Side 74 - Let not conscience make you linger, Nor of fitness fondly dream ; All the fitness He requireth Is to feel your need of Him ; This He gives you ; :!|: 'Tis the Spirit's rising beam. 4 Come, ye weary, heavy-laden. Lost and ruined by the fall ; If you tarry till you're better, You will never come at all : Not the righteous, :||: Sinners, Jesus came to call.
Side 55 - There are briers besetting every path, That call for patient care ; There is a cross in every lot, And an earnest need for prayer ; But a lowly heart that leans on Thee Is happy anywhere. In a service which Thy will appoints, There are no bonds for me ; For my inmost heart is taught ' the truth That makes Thy children ' free ; ' And a life of self-renouncing love Is a life of liberty.
Side 223 - The Cruise of the Betsey ; or, A Summer Ramble among the Fossiliferous Deposits of the Hebrides. With Rambles of a Geologist ; or, Ten Thousand Miles over the Fossiliferous Deposits of Scotland.
Side 11 - ... experience on earth. Part Third DEMONSTRATES THE INTEREST WHICH THOSE IN HEAVEN FEEL IN EARTH, AND PROVES, WITH REMARKABLE CLEARNESS, THAT SUCH AN INTEREST EXISTS NOT ONLY WITH THE ALMIGHTY AND AMONG THE ANGELS, BUT ALSO AMONG THE SPIRITS OF DEPARTED FRIENDS. "We unhesitatingly give our opinion that this volume is one of the most delightful productions of a religious character which has appeared for some time ; and we would desire to see it pass Into extensive circulation.
Side 85 - OUT of the bosom of the Air, Out of the cloud-folds of her garments shaken, Over the woodlands brown and bare, Over the harvest fields forsaken, Silent, and soft, and slow Descends the snow.

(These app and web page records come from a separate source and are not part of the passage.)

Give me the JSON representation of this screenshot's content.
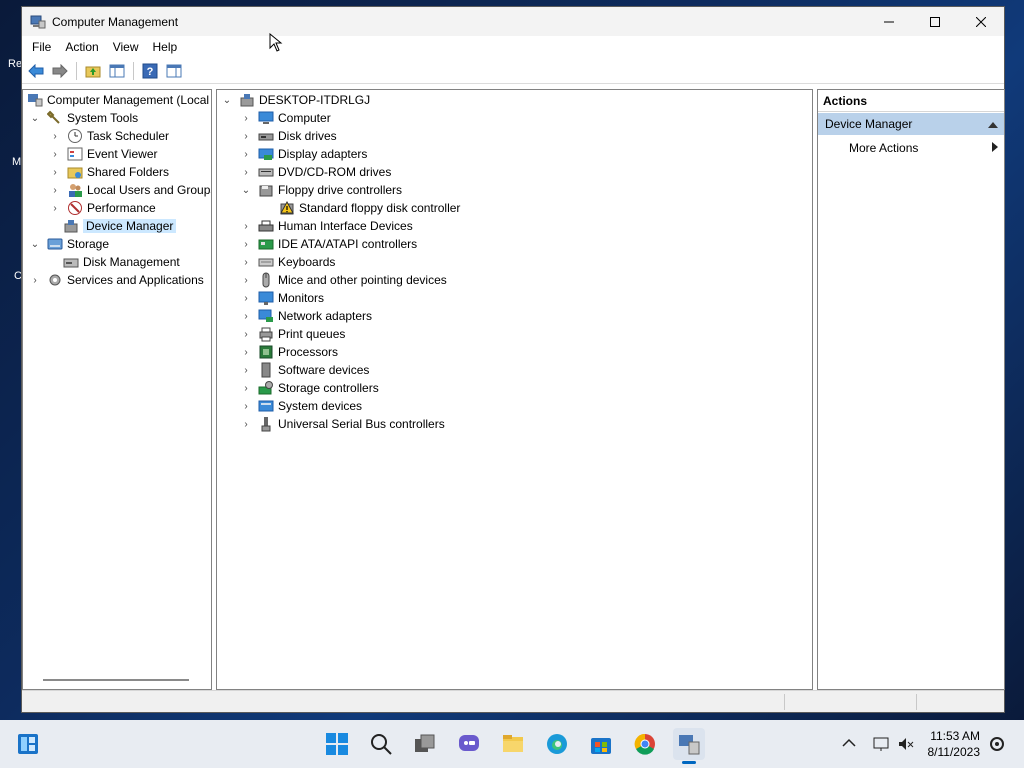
{
  "window": {
    "title": "Computer Management"
  },
  "menu": [
    "File",
    "Action",
    "View",
    "Help"
  ],
  "left_tree": {
    "root": "Computer Management (Local",
    "system_tools": "System Tools",
    "task_scheduler": "Task Scheduler",
    "event_viewer": "Event Viewer",
    "shared_folders": "Shared Folders",
    "local_users": "Local Users and Groups",
    "performance": "Performance",
    "device_manager": "Device Manager",
    "storage": "Storage",
    "disk_management": "Disk Management",
    "services": "Services and Applications"
  },
  "device_tree": {
    "root": "DESKTOP-ITDRLGJ",
    "categories": [
      "Computer",
      "Disk drives",
      "Display adapters",
      "DVD/CD-ROM drives",
      "Floppy drive controllers",
      "Human Interface Devices",
      "IDE ATA/ATAPI controllers",
      "Keyboards",
      "Mice and other pointing devices",
      "Monitors",
      "Network adapters",
      "Print queues",
      "Processors",
      "Software devices",
      "Storage controllers",
      "System devices",
      "Universal Serial Bus controllers"
    ],
    "floppy_child": "Standard floppy disk controller"
  },
  "actions": {
    "header": "Actions",
    "section": "Device Manager",
    "more": "More Actions"
  },
  "desktop": {
    "label_re": "Re",
    "label_m": "M",
    "label_c": "C"
  },
  "taskbar": {
    "time": "11:53 AM",
    "date": "8/11/2023",
    "colors": {
      "accent": "#0067c0",
      "selection": "#cce8ff",
      "actions_section": "#b9d1ea"
    }
  }
}
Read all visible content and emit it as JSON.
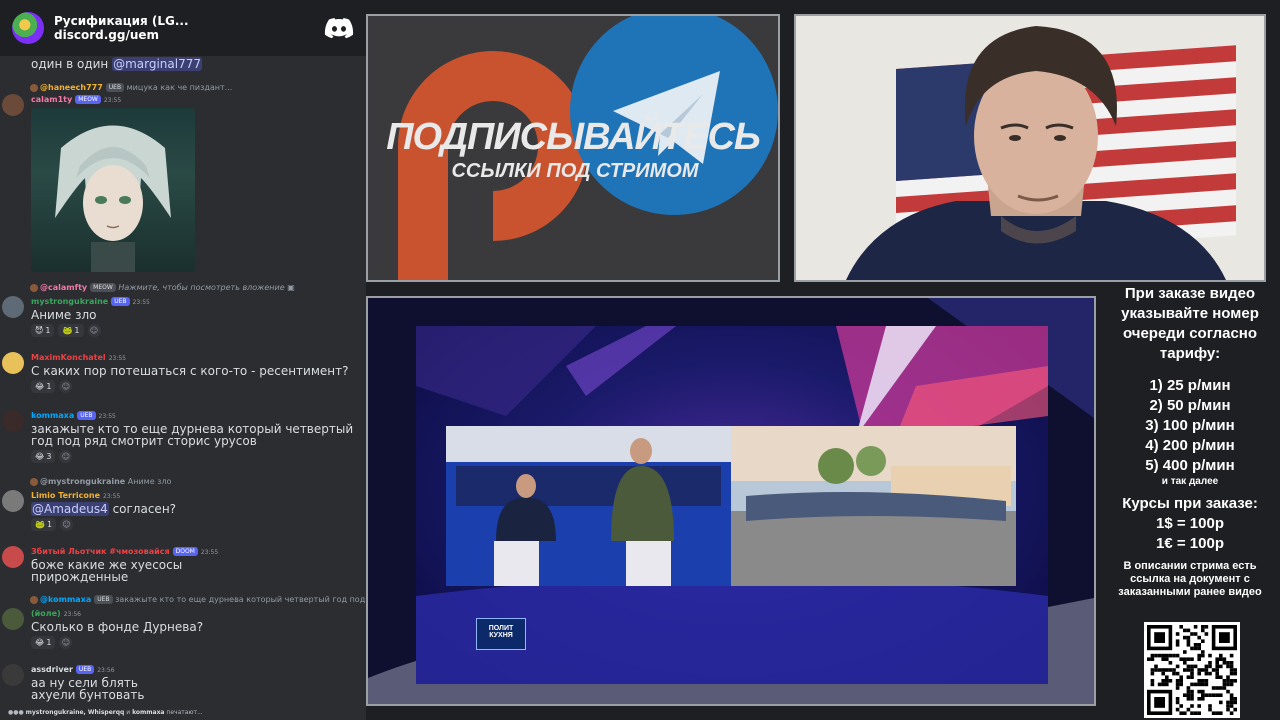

Even as our cloudy fancies take Suddenly shape in some divine expression, Even as the troubled heart doth make In the white countenance confession, The troubled sky reveals The grief it feels. This is the poem of the air, Slowly...
Side 8 - Each volume is complete in itself, forming an independent collection of stories. The work may also be had in Twelve Double Volumes, handsomely bound in cloth, price 3s. each, or in Roxburgh gilt top, for libraries, etc., price 4s.
Side 143 - And if he trespass against thee seven times in a day, and seven times in a day turn again to thee, saying, I repent; thou shalt forgive him.